> [EXERCISE DIRECTIONS] If a line in the entries contains the word "this", list it.

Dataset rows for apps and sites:
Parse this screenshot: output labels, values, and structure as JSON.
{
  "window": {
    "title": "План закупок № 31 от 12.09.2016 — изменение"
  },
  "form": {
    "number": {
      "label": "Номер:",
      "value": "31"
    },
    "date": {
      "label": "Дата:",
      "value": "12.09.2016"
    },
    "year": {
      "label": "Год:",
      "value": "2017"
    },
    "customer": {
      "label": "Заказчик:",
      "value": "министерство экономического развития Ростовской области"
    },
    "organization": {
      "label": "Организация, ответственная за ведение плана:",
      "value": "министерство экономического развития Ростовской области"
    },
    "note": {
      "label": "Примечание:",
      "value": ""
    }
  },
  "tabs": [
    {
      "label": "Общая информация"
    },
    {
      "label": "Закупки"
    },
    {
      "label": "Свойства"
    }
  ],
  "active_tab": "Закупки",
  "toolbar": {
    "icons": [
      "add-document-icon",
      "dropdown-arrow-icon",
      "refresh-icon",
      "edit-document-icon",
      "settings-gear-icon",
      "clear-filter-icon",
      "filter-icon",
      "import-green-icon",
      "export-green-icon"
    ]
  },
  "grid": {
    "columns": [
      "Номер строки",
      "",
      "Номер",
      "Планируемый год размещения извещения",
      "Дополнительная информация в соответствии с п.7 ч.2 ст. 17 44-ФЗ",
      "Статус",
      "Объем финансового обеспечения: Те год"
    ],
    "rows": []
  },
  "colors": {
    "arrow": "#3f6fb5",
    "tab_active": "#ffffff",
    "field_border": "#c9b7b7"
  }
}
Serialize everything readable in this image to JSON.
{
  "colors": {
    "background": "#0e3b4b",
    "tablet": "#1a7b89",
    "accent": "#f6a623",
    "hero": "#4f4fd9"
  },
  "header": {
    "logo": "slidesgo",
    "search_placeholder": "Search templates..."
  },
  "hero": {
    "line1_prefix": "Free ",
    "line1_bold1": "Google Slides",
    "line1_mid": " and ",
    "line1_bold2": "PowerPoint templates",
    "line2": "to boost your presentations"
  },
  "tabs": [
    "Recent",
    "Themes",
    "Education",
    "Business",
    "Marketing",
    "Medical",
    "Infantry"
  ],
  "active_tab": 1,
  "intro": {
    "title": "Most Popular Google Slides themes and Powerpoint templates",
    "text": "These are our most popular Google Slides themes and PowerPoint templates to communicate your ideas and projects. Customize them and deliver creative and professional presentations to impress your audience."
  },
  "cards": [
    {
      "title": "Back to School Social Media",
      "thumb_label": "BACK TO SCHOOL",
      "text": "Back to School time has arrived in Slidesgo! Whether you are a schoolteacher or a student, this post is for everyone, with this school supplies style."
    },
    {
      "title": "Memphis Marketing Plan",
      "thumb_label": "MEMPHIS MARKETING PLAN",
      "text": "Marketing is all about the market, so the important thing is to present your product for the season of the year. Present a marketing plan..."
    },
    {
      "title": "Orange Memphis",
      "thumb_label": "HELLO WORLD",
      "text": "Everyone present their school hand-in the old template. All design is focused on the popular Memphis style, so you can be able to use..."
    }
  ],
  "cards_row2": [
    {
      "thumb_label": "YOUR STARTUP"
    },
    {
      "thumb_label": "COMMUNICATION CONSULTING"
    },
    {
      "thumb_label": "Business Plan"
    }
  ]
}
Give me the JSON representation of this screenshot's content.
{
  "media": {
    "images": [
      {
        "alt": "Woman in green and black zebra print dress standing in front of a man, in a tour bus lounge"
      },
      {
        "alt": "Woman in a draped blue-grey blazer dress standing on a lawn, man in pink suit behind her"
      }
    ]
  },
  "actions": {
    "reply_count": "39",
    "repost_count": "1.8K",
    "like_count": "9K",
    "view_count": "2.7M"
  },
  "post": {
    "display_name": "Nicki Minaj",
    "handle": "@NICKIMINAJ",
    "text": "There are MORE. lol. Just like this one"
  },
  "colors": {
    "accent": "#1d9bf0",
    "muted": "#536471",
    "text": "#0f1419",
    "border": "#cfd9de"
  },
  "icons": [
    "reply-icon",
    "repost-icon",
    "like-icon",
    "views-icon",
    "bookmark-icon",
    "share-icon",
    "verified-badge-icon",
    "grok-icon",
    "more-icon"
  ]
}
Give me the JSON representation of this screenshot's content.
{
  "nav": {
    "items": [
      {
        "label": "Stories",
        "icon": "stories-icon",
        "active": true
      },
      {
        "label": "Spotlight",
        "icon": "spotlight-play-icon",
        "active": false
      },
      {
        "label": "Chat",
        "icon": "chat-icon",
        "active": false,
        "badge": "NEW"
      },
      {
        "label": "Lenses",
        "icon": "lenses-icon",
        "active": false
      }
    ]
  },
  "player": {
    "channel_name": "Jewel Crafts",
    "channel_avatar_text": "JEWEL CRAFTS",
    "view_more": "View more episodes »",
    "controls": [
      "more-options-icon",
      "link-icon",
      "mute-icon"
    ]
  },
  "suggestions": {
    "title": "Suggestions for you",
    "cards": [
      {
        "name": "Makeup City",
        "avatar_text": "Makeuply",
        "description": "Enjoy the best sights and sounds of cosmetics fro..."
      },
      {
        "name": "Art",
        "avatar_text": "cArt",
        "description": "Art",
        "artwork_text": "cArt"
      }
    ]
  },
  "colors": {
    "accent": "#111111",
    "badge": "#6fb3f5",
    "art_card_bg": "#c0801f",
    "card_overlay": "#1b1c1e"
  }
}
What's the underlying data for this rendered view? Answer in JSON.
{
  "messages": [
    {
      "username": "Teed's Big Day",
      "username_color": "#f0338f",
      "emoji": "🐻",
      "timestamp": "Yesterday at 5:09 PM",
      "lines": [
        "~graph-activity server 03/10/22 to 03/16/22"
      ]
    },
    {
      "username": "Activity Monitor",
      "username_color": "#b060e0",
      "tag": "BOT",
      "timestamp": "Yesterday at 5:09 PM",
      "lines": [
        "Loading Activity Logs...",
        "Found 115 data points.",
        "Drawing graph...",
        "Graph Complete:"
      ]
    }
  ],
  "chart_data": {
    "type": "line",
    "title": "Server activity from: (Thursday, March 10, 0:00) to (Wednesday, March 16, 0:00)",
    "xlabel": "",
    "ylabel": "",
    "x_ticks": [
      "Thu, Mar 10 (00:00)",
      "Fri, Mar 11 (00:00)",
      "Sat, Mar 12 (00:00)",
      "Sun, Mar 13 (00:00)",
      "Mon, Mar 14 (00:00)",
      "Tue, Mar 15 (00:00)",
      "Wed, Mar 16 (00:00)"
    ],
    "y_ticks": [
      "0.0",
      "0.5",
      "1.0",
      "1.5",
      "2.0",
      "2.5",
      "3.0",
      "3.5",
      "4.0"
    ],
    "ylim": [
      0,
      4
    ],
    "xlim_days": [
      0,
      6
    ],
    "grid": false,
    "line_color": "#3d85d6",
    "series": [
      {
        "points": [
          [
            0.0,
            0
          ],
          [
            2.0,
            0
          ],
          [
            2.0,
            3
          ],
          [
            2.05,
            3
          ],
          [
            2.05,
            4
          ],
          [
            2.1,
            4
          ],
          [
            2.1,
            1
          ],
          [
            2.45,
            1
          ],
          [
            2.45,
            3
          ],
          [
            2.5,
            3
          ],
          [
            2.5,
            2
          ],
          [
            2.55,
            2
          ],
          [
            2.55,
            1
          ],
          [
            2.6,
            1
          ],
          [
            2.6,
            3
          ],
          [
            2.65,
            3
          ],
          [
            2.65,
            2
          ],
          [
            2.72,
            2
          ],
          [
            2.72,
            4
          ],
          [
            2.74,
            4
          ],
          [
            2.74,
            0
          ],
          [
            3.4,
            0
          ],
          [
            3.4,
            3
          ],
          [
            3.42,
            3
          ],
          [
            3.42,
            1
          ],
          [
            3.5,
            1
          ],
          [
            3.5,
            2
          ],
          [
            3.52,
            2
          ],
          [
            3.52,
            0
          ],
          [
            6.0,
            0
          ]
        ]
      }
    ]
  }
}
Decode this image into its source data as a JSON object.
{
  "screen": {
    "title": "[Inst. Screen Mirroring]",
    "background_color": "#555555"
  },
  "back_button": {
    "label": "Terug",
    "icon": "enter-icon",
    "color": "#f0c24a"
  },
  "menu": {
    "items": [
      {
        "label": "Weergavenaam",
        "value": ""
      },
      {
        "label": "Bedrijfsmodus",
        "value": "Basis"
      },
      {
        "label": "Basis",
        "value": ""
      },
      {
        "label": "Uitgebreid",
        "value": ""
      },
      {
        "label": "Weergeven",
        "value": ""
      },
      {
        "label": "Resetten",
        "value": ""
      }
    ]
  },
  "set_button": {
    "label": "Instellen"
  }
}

> [EXERCISE RESULT]
Parse this screenshot: output labels, values, and structure as JSON.
Serialize everything readable in this image to JSON.
      "text": "Back to School time has arrived in Slidesgo! Whether you are a schoolteacher or a student, this post is for everyone, with this school supplies style."
Give me the JSON representation of this screenshot's content.
    "text": "There are MORE. lol. Just like this one"
Give me the JSON representation of this screenshot's content.
What's the underlying data for this rendered view? Answer in JSON.
Decode this image into its source data as a JSON object.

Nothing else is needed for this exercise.